Thursday, May 09, 2019
HRS Scientific Sessions 2019: Science or Story-Telling?
"So, what did you think?"
I wasn't really sure how I should respond, so I was polite and spoke slowly.
"It was nice," I said, waiting to hear what he had to say.
"I thought it was kind of weird. The 'story-telling' theme felt a bit creepy -promotional and like a Ted Talk. I mean, don't get me wrong, I like that guy's podcast and all (Guy Raz from NPR was the keynote speaker), but the 'past, present, future' thing? That kinda left me cold."
"I think they were trying to be 'hip.' And 40 years is a pretty long time," I said, smiling.
I felt a little more comfortable because I found the message of physician "story-telling" left me flat, too.
For those who weren't in attendance, the theme of the Opening Plenary Session this year was "The Importance of Story-telling." A cool video of the pioneers of EP was displayed, along with the timeline of when the various EP innovations occurred (this was the best part, IMO).

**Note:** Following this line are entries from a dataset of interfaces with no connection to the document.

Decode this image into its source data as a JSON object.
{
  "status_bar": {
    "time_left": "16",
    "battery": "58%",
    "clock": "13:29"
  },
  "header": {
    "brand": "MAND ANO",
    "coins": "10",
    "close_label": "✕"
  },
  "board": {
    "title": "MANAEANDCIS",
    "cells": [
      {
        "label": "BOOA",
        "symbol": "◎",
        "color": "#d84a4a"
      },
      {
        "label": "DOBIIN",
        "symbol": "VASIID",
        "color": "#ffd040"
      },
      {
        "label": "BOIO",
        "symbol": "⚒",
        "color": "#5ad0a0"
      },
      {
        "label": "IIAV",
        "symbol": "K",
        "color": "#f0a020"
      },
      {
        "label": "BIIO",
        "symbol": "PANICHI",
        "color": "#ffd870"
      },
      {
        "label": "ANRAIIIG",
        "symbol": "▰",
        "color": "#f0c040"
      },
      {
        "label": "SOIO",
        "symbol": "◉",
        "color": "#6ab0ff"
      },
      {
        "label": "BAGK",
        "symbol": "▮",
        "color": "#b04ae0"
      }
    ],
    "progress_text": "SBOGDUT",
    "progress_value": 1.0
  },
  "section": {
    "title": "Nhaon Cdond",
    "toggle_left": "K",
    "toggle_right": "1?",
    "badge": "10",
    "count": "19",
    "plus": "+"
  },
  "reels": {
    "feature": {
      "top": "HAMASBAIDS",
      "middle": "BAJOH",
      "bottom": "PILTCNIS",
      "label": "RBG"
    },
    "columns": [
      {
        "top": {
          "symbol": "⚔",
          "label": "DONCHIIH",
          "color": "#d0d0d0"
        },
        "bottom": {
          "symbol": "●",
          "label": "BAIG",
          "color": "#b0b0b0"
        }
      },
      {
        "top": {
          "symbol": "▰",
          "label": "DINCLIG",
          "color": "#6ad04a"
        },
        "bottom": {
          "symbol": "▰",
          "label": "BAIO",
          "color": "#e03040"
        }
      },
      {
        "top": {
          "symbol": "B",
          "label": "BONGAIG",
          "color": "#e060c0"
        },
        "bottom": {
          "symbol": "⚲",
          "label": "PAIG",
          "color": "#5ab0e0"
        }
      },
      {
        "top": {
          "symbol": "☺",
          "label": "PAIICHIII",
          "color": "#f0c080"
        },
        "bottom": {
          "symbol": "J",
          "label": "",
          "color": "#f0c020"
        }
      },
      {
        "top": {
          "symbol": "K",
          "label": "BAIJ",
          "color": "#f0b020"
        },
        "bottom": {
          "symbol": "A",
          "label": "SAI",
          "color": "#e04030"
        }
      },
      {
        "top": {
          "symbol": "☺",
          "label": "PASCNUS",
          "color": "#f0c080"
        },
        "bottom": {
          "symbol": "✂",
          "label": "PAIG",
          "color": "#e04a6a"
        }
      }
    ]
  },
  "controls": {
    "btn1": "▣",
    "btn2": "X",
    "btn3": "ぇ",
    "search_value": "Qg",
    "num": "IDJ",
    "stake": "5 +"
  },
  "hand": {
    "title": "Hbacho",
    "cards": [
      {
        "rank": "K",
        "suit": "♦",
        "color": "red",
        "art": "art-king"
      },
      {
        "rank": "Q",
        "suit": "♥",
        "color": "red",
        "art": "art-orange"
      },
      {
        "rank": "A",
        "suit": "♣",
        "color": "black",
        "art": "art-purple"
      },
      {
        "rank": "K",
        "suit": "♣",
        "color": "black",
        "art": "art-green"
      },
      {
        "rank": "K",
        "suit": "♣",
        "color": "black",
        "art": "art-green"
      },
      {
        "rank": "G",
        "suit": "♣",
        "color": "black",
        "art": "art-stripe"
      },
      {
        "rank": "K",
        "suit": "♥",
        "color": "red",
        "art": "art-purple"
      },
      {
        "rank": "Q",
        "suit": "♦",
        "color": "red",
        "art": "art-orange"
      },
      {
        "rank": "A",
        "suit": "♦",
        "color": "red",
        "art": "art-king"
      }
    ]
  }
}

Then, the lights dimmed just before Tom Deering, MD, the current President of the Heart Rhythm Society came. With lights rising and music playing, he welcomed the nearly 11,000 physicians in attendance this year. He didn't miss a beat (pun intended) as he delivered his message. It was then I saw the two, huge teleprompter screens, scrolling his lines before him. The message took on the look of an informercial. It was surreal. (I'm not sure why I've never noticed this before.) Scientific sessions are being carefully scripted.
The organizer of the Scientific Sessions was then introduced and similarly gave a teleprompter-assisted thank you the various folks who helped with organization of the meeting. Then Mr Guy Raz from NPR was introduced as keynote speaker.
I apologize that I may not be telling the whole story Mr Raz told correctly, but I hope you'll get the general gist of his message.
Mr Raz began his talk with a story of a recent illness and hospitalization he had suffered from a recent episode of cellulitis just before this meeting. Because of his fever to 103, he had missed the fact that he had a very red rash climbing his leg discovered after he presented to his local ER. He was recommended to be admitted for treatment. He was told he would likely be admitted for 48 hours. In his conversations with the ER doctor, as he tried to tactfully explain he really needed to be out of the hospital sooner because he had another speaking engagement for his friend, Jimmy Fallon. He described the excitement the ER doctor had over learning that he knew Jimmy Fallon ad how important the doctor made Mr. Raz feel. Mr Raz then delivered his message: that really, doctors are much more important than NPR hosts that speak on behalf of Jimmy Fallon. After all, they save lives and care for acutely ill patients every day. (Yeah, I thought the same thing: "This is the message?" We never really heard what happened next.)
He then introduced three series of physicians and allied professional leaders at HRS whom he interviewed. It was like a polite, handsome Ebenezer Scrooge interviewing the Ghosts of Electrophysiology Past, Present, and Future in a scripted, "fireside chat" kind of format. (We've seen this format before. It seems very popular right now with corporations.) We heard about the $1 registration fees and the hope that physicians would show up for their first meeting while we reflected on the $1800 registration fee today. We then watched a video for the future where nothing was impossible; the entire interconnected world's health problems, and even catheter ablation, treated from the comfort of your living room provided, of course, you had an iPhone. (Call it "editorial license run amok.")
I wonder: is "the importance of story-telling" really the right message we want conveyed to a room full of gullible young EPs and allied professional there for their first meeting? Or do we want them to see and interact with leaders in science learn critical review without the bright lights and teleprompters?
Lately, what we've seen as patients and physicians is that not all corporate and personal stories are benign. Some can even be harmful. The stories of the measles vaccine. The stories of the promise of flying a plane with computer software alone. The stories of your "value" or "quality of care" as a physician being quantified by Maintenance of Certification (MOC) testing and the ACC/HRS Collaborative Maintenance Pathway.
Stories, as important as they be at times, can also be spun.
Physicians will get much further if we remember who we are and who we serve and just keep it real.